So you’ve installed lowering springs or raised your vehicle. It looks great, but your wheels are slanted and tires are wearing. Sounds like you need a camber kit! Camber is measured in degrees, both positive and negative. Camber can be the result of a bad alignment, wearing parts and changing the ride height on your vehicle; rather raising or lowering it. Camber takes valuable rubber off the road by ridding on the edges of the tires instead of the traction patch. With proper camber adjustment and alignment correction, the car will be more responsive, handle better wet and dry and your tires will last the manufacturers lifetime rating.
When the top of the tire is more towards the center of the vehicle and the bottom is outwards, that is measured in negative camber. Negative camber wears the inside of your tires at a rapid rate. Lowering a vehicle brings the entire chassis closer to the tires. Everything is moving downwards except the tires. Obviously they cannot go down any more because they are on the ground. Since suspension is put together with the factory ride height in mind, parts are made to be installed and have near 0 degree camber. By lowering the suspension components but not the wheel, the wheel in essence lowers itself by tilting inwards. A camber kit corrects this problem by extending the length of the upper control arm, allowing the ball joint which holds the control arm in place to be adjusted. It can be moved out for negative camber correction or in for positive correction. This along with an alignment correction is the ultimate defense against camber wear.

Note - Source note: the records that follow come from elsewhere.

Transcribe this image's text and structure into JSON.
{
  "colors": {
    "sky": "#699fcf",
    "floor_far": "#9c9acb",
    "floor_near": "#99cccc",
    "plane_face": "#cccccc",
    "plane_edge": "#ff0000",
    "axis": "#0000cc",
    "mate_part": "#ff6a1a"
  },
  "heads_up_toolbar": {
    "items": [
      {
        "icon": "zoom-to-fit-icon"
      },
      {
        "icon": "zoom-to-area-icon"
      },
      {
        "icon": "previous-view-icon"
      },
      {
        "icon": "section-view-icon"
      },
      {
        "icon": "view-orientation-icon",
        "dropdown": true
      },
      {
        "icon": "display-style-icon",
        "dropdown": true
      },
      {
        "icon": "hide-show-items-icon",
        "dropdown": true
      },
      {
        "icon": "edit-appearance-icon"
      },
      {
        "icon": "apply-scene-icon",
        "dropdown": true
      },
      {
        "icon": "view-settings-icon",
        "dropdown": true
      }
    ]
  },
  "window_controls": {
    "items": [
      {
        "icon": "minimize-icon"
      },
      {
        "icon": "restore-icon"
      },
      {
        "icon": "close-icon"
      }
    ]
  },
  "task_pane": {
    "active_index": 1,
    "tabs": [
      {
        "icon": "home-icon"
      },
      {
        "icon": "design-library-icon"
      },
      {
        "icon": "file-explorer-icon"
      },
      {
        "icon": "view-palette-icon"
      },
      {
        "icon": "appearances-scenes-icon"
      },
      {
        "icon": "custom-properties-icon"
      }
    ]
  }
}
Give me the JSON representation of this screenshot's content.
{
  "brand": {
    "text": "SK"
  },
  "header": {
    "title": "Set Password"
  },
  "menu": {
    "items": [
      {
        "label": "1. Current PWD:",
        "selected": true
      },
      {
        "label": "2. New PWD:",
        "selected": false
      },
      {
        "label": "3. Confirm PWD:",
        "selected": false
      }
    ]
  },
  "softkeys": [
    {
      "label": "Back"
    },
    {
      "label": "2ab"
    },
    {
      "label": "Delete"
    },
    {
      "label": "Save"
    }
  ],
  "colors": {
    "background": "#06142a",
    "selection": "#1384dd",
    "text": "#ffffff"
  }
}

When the bottom of the tire is more inwards and the top is out, that is referred to as positive camber. Positive camber wears the outside of the tires at a rapid rate. Positive camber is generally the result of a bad alignment or wearing ball joint. A camber kit is not usually required for this because replacing the faulty part and realignment generally pulls everything into spec. One time a camber kit will be needed for positive camber is when the vehicles ride height is raised. When it is raised, it puts stress on the top ball joint because the wheels lifting motion conflicts with the ball joint position therefore pushing it to the side. With an adjustable camber kit, this is corrected by sliding the ball joint back inwards, towards the motor, to bring the wheel back into spec.
Written By: Chris Glardon